May 23, 2022
Jeramy Kitchen
Property Tax

Understanding Texas’ property taxes, or more specifically understanding the means by which property taxes are levied, collected, distributed, and ultimately who bears responsibility for the increasing property tax burden in the state is admittedly a confusing endeavor; potentially intentionally so.

In a recent poll conducted by the UT Tyler and Dallas Morning News, Texans were asked

“Who do you believe is responsible for high property taxes in Texas?”

The responses were enlightening to say the least because they show that a significant portion (40%) of Texans place the blame on Texas Gov. Greg Abbott and the Texas State Legislature. This breaks down to 60% of Democrats and 26% of Republicans polled.

Though they certainly bear some of the blame when it comes to property taxes and the results, or lack thereof, of the promises they make on the campaign trail with regard to providing relief from growing tax burdens, the rates themselves are actually administered on the local level, by local elected officials, who notably, were only blamed by 24% of those polled.


So Who is to Blame?

In plain language, local elected officials. They ultimately set the rates.

School districts, municipalities, counties, and special purpose districts all levy property taxes. When a property owner receives their appraisals, they do not inherently raise their property taxes. A decision made by local elected officials when they set the tax rate the following Summer determines whether an increase in taxes will actually take place.

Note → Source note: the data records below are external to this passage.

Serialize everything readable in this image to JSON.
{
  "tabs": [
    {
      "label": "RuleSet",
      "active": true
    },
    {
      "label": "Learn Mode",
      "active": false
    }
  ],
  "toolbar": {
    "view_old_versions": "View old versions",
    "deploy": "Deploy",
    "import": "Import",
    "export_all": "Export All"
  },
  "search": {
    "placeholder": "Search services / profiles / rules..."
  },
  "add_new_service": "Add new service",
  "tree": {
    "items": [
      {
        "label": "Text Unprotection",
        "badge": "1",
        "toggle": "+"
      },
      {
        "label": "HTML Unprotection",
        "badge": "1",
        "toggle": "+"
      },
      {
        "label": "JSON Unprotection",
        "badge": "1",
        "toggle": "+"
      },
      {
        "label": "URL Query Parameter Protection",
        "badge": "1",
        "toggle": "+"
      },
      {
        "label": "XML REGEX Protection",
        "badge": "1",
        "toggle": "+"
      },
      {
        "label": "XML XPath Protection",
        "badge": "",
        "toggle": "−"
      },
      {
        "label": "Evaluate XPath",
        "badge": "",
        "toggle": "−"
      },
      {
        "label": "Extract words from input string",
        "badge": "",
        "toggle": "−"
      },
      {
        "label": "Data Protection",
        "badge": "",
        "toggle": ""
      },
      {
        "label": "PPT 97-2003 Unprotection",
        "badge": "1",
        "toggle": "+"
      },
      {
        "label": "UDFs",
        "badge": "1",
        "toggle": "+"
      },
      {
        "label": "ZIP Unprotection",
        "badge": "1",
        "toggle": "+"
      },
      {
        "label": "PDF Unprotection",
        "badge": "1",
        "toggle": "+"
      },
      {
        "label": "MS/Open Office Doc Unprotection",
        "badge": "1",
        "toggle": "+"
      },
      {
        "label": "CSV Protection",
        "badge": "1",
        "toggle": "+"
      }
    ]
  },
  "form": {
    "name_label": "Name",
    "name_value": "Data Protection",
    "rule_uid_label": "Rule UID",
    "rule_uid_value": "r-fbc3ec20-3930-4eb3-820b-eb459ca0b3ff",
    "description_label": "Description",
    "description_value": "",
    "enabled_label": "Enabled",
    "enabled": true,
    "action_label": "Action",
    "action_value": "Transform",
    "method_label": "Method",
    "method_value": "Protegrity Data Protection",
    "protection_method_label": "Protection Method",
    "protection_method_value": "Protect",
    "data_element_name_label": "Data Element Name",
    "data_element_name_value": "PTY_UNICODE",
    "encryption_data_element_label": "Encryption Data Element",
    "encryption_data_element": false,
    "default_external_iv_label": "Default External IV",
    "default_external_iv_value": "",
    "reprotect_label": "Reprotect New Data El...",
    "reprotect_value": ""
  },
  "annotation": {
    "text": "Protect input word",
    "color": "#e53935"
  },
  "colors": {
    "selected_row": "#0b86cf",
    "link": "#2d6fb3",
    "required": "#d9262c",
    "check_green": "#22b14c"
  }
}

They determine whether to adopt what is called the ‘No New Revenue Tax Rate’ or to raise the rate, confined by statute set by state lawmakers and the approval of voters over a certain threshold.

All of that being said, state lawmakers and the Governor absolutely do bear some of the blame when it comes to the structure of the property tax formula, and frankly allowing local governments to run roughshod over taxpayers in recent decades. The increase in tax burden has far out-paced the growth in Texas population, i.e. whom the taxes are supposed to serve; see below:



What Can Be Done?

 Texans for Fiscal Responsibility (TFR) has long supported the elimination of the property tax in Texas. TFR believes the collection of such a tax is immoral and no property owner should have to pay perpetual rent to the government.

We do not have to replace the property tax with anything either; we just need our elected officials to actually cut the size and scope of government, instead of just merely subscribing to the current ‘slow-the-growth’ strategy.

Texas does not have a revenue problem, it has a spending problem and the solution to property taxes is not to increase revenue but instead to cut spending. If we hold lawmakers and local elected officials accountable to cut spending and reduce the size and scope of government, our property tax burdens would subside, without creating any new tax burdens.